Sep 30, 201301:35 PMPoint of View

Q&A: Bob Berkebile

(page 2 of 4)

Courtesy Make It Right's Kansas City project

MCP: That’s the direction the USGBC should go in, especially for Platinum certification. Do you agree?  

BB: My hope was that by now we would drop Certified and replace it at the top with the Living Building Challenge. It would be Silver, Gold, Platinum, and Living Building. I would argue that Certified is current standard practice. The only way you advance the system is by continuing to redefine it. And what that looks like at the USGBC is still an open question. When it became obvious that the Living Building Challenge wouldn’t be that next step, they hired us as consultants to rethink what it could be. We developed a concept called Generous Design, but they rebranded it ReGen, for regenerative. That’s the path they’re on, but that tool hasn’t been funded.

MCP: Why not?

BB: They’re reluctant to invest the money in the software for creating the program. What we initially concluded was: we didn’t need another ratings system. We needed help in thinking differently. ReGen is conceived as a software program that creates a global dialogue of discovery, introducing designers, developers, building owners, bankers, to a much bigger picture of what’s possible. It provides them direct contact with best practices, so that they can make the leap to high performance and Living Buildings.
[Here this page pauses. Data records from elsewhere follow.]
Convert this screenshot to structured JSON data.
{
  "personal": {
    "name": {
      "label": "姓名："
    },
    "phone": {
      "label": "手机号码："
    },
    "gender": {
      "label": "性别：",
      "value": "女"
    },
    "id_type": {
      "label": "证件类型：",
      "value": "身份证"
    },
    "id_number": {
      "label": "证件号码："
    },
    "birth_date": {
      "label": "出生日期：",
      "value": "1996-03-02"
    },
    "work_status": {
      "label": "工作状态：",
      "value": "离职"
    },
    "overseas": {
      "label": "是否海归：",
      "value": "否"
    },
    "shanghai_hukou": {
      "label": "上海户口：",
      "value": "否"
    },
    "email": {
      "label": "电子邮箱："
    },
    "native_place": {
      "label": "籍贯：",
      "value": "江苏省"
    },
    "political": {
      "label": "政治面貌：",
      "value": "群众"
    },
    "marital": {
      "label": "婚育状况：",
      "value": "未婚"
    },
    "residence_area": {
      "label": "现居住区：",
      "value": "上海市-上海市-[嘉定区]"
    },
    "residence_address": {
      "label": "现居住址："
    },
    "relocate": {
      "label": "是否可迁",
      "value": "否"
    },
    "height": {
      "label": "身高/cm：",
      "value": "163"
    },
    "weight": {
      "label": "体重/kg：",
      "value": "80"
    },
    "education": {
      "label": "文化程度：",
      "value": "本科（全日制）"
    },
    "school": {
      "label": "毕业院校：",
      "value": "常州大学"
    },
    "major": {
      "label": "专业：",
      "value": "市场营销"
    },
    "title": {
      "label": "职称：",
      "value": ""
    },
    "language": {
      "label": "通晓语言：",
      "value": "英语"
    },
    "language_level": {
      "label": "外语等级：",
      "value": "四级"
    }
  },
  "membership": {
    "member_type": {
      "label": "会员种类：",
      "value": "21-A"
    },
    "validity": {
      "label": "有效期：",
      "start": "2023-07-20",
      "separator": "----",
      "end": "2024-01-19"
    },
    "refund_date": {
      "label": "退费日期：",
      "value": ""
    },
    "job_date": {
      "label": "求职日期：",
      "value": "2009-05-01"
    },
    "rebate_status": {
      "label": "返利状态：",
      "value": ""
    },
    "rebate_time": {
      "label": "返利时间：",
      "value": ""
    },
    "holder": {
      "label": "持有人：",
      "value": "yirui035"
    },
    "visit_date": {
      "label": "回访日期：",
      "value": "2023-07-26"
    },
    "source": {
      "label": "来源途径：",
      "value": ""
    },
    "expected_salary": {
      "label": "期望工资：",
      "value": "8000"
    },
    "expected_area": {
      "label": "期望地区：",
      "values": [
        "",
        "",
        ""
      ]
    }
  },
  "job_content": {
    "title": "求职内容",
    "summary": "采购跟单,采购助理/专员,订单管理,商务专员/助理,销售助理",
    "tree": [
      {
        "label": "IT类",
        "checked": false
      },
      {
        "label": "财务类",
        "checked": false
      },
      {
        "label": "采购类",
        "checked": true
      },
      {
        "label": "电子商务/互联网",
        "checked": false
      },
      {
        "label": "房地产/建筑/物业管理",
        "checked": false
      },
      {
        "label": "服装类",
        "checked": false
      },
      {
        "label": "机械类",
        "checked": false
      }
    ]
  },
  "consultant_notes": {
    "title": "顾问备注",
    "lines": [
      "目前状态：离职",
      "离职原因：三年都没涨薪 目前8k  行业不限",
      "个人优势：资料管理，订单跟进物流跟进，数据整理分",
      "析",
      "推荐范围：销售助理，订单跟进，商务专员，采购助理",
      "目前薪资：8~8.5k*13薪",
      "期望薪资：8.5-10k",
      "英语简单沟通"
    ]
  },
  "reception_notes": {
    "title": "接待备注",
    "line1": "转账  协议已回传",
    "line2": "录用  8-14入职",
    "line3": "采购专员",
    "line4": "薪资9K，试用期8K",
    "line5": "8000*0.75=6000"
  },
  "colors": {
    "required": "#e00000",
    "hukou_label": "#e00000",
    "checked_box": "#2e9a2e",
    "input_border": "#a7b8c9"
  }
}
MCP: Your firm is working on a new concept called “urban acupuncture.” Tell us about that.  

BB: About a year ago we started a development company that has been focused on this idea. It’s an evolving concept and we’re learning as we go. Today’s definition is: it’s a strategic investment of leadership, design and capital, at an important place, at a critical time, to stimulate transformative, positive change. We have an urban acupuncture project under construction, which our development company didn’t do.

Courtesy Make It Right's Kansas City project

MCP: That’s the Make It Right project in Kansas City? BNIM is heavily involved with that.

BB: Yes. We did the early conceptual work. We also did the design work, and recruited the developer, and brought in Make It Right to help us with the philanthropy and bring it to its full potential. We’re working in a neighborhood that Congressman Cleaver and I refer to as the “green impact zone,” and the Kansas City Star calls the “killing zip code.” Roughly half of the houses in this neighborhood were lost to fire or demolition over the last few decades. The school in the middle of the neighborhood had been empty for fifteen years. In working with the neighborhood, we concluded with them that the greatest opportunity would be to acquire and repurpose that school, because it had been the center of the community. We wanted to find a new use that would add human capacity to that neighborhood. What we’ve done—it’s now under construction and should be occupied later this year—is convert that school to housing, a clinic, a computer lab, and a community center. On the rest of the site, we’ll build some new attached townhomes, and they will be surrounded by urban gardens.

MCP: In our first conversation with Peter Calthorpe, we talked a lot about China. I’d like to get your impressions. On your website you write, “The mode being used to develop these ’Cities of Tomorrow’ is based on the fundamentally obsolete thinking of yesterday.” Explain what you mean by that.

BB: First of all, I should disclose that around 2000 I served on the Department of Energy’s expert team to China. We were working on relocating people out of what is now the lake that was created by the Three Gorges Dam.  I had trouble with the concept of the dam, to begin with, and the more I learned about it...

MCP: The less you liked it.  

Add your comment:

About This Blog

Edit Module
Edit Module
Edit Module
Edit Module

Digital Edition

 Get Metropolis on your iPad and mobile devices. 
Learn more »